In conclusion, the iPhone 5 is alright, but iOS 6 is laughable. Apple better get on the ball with some real features or they won’t keep ahead of Android for long.
Update: I forgot to mention the new dock connector. I actually like the more durable and reversible dock connector. My only complaint has to do with the available adapter. It actually fails to adapt most audio equipment. The new connector has removed the analog audio line out. Now, the only analog from the new iPhone is from the pre-amped headphones port. This will cause problems with speaker sets, and car adapter kits from here to Singapore. See: Planned Obsolescence.
I built a little package that leverages the power of the mupdfclean command line tool into something a little easier to swallow for mac users. Not a finished project at all, but please enjoy if you have PDFs giving you trouble.
The Dream Team did it again! With Absinthe
2.0.1 2.0.4, Chronic Dev & iPhone Dev Team have piled amazing exploits into a very easy tool. Official Press Release. Get your download here. Wish i was in Amsterdam with all of you having a blast. Thanks for all your work. I missed you Cydia, VLC, SBSettings, now if only i had Safari downloader!
Here is a link to get an extra 25% GB. (I get a bonus too) http://db.tt/RBSMYlTr I am trying to max out their referal program.
Another Java privilege escalation exploit spotted in the wild. Trojans and web based java classes are already installing remote access tunnels into Macs across the globe. Apple finally updated their java binaries and you should too! Protect yourself! Just run Software Update from the Apple menu.
More info (including a AppleScript test for infection):
This is Deja Vu of an attack from years ago where RAM was accessed from the firewire buss. This study published back in Sept 2011 (that i am late to discover) revisits this attack on Lion. Security researchers from frameloss published the specifics on an attack and how to avoid it. Learn how your password could be extracted from your computer’s memory via your firewire port. Even when you thought it was locked! Even with FileVault!
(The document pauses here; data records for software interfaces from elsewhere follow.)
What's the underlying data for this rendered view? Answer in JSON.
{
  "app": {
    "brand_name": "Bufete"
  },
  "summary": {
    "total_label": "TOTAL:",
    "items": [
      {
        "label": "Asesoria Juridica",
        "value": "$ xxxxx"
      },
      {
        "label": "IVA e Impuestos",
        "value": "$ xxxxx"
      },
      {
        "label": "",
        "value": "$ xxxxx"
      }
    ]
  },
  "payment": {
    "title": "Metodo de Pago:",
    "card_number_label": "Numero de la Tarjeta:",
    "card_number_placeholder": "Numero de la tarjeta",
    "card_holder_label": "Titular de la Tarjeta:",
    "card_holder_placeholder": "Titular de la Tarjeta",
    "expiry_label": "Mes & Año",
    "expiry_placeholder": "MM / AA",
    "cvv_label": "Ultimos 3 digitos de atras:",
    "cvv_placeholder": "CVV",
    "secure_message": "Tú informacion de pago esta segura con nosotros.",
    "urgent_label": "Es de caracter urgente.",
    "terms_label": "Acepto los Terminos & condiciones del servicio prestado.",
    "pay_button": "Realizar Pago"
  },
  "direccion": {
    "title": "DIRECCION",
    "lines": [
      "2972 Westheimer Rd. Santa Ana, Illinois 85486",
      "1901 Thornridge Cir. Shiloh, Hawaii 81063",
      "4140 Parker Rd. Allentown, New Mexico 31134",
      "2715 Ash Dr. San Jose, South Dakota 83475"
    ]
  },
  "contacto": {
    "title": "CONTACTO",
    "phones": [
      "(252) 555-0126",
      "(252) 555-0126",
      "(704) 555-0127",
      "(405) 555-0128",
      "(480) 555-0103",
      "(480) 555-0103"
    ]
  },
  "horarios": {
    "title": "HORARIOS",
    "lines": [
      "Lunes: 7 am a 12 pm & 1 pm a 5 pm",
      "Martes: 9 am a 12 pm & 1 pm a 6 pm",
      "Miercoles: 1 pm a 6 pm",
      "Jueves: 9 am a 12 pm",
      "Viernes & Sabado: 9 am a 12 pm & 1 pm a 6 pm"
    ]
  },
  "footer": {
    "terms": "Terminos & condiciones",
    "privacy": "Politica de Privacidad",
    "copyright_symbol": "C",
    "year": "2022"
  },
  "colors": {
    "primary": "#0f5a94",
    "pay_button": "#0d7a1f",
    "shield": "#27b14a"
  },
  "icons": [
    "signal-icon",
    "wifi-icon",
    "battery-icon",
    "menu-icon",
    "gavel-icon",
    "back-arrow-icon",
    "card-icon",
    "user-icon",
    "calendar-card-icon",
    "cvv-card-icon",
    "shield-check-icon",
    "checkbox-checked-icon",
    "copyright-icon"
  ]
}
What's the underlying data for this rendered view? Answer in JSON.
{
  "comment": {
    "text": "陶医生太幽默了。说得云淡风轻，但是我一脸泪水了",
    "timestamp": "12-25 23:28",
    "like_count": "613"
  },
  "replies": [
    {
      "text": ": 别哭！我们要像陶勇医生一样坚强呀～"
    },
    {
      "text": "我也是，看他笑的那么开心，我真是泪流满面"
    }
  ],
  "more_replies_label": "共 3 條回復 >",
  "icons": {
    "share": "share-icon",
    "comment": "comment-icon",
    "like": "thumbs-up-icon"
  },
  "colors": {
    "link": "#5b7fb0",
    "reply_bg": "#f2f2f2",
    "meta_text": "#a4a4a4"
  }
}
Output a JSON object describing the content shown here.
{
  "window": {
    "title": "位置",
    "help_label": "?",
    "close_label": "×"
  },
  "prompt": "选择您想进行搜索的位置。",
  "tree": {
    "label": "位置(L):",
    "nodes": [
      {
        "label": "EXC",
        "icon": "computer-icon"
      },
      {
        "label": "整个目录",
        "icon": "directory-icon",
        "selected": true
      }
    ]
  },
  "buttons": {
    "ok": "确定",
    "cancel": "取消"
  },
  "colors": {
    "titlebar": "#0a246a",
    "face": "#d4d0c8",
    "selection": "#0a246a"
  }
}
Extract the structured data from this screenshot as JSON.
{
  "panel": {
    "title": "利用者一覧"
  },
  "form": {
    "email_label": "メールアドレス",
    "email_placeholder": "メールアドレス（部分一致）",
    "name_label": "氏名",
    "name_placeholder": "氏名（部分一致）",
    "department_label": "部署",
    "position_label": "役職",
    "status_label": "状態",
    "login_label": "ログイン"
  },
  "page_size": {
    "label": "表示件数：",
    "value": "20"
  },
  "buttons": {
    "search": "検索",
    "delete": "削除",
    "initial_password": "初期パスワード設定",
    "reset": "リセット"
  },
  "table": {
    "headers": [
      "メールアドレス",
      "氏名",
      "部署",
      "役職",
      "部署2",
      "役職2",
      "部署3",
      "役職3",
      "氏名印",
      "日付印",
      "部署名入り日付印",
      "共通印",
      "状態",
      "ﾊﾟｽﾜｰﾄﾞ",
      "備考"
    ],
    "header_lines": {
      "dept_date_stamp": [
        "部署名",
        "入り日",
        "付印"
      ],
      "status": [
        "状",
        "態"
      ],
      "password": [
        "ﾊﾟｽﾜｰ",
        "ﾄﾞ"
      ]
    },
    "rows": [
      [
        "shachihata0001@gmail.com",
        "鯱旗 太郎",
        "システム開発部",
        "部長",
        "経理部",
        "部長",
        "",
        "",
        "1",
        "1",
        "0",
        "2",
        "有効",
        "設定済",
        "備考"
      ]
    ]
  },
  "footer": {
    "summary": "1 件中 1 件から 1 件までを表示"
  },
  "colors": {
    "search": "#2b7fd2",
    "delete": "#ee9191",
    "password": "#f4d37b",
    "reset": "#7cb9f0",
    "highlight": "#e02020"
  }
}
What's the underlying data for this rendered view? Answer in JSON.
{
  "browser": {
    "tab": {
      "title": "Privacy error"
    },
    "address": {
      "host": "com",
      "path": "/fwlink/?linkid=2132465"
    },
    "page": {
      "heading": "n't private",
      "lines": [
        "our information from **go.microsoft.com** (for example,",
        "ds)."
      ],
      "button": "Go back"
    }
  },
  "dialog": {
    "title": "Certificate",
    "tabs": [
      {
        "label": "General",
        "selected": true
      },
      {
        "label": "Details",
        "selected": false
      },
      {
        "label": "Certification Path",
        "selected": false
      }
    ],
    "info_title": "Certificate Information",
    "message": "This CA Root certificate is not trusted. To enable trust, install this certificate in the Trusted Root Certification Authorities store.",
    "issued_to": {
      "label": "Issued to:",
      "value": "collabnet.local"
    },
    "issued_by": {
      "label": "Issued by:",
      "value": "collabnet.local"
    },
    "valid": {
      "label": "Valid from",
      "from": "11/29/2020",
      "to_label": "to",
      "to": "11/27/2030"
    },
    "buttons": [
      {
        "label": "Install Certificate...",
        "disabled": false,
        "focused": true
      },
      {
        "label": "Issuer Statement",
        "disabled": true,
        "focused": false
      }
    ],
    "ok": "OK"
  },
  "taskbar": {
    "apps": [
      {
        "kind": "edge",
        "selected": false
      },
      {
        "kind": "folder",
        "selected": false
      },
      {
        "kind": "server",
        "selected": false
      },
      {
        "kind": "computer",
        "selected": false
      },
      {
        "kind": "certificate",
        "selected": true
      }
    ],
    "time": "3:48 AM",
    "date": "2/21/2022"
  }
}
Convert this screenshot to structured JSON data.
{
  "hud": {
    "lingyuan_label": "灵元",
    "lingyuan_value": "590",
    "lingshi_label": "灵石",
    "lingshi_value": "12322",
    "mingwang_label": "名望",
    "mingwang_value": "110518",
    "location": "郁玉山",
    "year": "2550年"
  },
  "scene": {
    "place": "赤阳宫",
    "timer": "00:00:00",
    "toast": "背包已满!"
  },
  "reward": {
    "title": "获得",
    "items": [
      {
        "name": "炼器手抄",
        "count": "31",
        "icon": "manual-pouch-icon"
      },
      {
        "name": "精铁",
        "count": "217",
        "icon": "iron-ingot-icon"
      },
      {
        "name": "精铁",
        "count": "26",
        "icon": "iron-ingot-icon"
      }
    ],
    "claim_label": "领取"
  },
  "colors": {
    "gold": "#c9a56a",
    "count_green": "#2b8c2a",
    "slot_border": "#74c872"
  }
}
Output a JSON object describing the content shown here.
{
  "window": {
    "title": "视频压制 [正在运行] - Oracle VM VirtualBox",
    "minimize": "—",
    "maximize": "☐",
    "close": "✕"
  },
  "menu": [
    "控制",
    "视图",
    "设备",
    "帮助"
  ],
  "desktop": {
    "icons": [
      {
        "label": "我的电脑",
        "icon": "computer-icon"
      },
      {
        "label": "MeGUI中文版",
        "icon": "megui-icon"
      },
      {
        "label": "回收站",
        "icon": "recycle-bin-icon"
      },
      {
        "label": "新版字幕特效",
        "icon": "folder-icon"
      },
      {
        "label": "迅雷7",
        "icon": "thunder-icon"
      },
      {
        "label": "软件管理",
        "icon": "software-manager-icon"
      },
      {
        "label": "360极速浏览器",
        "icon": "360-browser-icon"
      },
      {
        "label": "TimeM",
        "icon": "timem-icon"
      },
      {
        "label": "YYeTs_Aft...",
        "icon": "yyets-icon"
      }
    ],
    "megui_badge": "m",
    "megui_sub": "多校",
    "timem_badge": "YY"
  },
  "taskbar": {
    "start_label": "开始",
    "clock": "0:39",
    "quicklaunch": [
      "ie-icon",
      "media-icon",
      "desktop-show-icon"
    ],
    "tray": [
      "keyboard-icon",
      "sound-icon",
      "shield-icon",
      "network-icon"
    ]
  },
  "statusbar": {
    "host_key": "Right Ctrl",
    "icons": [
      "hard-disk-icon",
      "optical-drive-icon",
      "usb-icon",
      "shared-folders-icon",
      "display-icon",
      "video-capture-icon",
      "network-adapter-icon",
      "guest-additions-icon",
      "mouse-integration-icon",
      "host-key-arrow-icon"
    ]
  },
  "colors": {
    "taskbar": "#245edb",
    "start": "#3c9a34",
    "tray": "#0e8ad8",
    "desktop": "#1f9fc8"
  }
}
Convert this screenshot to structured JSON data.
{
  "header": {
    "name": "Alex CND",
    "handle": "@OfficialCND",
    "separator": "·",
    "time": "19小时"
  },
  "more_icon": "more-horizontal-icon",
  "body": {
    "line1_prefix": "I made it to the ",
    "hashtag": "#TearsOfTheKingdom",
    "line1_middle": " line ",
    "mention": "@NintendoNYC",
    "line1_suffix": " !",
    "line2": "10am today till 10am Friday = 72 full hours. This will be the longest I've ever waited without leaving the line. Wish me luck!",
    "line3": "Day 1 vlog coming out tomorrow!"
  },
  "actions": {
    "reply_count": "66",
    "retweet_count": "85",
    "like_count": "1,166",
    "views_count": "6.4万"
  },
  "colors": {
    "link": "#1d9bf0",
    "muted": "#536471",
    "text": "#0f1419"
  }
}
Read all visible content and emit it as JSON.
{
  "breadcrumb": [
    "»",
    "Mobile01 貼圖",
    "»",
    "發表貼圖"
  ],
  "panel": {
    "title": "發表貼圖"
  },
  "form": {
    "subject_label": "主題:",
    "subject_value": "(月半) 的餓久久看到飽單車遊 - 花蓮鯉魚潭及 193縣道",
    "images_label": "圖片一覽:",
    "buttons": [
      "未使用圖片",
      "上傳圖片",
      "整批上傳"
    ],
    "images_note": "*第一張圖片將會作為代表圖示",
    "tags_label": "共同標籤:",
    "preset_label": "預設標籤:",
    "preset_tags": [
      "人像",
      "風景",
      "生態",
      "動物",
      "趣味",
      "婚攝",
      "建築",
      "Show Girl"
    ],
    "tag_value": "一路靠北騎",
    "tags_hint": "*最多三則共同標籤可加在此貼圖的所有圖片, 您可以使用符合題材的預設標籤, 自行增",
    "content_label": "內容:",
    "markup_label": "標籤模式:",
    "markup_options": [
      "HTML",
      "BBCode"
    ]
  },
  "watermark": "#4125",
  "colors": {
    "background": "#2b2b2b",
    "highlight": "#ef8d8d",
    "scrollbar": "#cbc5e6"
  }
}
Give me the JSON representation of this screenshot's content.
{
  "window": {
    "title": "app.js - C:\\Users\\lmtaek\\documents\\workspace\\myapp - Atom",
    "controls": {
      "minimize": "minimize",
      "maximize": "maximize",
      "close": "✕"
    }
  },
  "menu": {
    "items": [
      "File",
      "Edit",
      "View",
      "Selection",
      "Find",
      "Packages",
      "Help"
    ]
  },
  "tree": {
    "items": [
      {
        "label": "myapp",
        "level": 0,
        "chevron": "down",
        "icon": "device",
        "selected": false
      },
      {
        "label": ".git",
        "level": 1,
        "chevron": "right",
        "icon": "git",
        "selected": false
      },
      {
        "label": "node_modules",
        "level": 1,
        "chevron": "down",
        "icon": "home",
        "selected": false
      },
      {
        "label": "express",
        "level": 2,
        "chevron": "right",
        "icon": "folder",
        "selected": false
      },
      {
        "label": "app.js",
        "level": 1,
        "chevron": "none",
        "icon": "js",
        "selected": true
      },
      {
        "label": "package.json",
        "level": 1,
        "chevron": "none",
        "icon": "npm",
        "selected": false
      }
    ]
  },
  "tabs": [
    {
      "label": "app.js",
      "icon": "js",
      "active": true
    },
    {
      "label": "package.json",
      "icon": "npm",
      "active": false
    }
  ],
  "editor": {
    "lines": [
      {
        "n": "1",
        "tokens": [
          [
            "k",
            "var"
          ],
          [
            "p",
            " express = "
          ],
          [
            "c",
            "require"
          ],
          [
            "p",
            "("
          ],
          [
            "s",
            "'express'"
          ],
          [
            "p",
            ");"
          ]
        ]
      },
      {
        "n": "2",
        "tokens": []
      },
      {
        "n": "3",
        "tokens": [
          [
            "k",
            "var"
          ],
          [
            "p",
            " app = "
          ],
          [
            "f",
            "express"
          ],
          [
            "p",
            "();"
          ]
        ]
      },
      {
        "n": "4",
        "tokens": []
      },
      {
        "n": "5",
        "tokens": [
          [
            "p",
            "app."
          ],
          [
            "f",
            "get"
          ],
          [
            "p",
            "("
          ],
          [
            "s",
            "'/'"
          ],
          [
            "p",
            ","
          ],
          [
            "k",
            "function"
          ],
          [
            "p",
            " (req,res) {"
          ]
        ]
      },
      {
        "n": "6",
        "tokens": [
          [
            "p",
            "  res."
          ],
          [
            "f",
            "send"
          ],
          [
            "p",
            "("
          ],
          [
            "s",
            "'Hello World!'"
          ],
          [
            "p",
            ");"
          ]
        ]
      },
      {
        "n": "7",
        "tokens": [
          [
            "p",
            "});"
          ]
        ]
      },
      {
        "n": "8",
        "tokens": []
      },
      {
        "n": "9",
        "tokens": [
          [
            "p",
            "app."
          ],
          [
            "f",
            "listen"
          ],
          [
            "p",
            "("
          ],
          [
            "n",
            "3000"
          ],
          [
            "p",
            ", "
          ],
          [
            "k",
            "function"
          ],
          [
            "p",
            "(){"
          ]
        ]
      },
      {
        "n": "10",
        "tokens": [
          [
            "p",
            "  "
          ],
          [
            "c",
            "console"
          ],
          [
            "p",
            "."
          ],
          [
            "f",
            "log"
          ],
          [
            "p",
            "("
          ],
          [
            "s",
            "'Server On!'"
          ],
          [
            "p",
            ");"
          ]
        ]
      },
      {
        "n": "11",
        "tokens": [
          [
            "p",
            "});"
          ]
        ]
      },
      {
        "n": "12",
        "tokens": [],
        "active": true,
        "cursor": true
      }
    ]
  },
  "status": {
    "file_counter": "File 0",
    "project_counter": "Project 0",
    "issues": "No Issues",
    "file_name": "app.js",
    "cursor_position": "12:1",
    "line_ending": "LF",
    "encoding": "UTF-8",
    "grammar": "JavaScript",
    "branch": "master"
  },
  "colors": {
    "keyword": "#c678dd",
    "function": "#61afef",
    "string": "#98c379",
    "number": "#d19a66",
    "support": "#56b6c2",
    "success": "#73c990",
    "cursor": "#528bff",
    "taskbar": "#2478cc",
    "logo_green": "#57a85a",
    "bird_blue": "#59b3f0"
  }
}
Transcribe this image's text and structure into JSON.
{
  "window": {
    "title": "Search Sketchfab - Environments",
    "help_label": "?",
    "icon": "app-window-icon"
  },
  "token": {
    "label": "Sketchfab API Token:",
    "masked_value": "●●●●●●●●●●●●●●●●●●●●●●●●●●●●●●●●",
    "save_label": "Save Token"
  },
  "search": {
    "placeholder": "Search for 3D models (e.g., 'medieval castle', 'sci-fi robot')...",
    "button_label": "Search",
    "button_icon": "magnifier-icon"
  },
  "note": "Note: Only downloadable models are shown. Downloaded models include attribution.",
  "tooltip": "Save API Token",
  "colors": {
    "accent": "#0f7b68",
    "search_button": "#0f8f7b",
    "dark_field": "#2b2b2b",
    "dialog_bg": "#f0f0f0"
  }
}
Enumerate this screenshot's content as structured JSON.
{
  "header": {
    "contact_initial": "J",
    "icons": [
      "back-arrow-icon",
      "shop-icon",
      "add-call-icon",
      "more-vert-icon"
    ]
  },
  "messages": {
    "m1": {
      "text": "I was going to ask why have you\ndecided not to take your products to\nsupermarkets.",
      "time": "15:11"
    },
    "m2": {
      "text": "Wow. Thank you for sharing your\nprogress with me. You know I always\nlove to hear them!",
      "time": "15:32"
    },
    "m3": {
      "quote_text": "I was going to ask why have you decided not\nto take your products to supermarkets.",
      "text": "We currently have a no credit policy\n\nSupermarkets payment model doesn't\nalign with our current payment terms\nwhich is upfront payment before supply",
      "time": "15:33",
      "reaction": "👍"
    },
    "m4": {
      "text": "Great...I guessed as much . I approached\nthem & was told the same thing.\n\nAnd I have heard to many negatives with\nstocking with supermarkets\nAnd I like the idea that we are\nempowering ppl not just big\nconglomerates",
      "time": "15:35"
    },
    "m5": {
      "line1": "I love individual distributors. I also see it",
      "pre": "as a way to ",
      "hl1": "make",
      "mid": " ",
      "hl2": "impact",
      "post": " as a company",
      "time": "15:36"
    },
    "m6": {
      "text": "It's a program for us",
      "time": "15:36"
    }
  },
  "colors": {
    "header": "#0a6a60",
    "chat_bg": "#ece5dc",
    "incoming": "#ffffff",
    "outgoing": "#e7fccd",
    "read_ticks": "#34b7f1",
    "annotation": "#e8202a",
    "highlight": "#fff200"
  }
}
Mostly you must turn off fast user switching, and activate a feature that dumps the password for added security. read all about it here. . .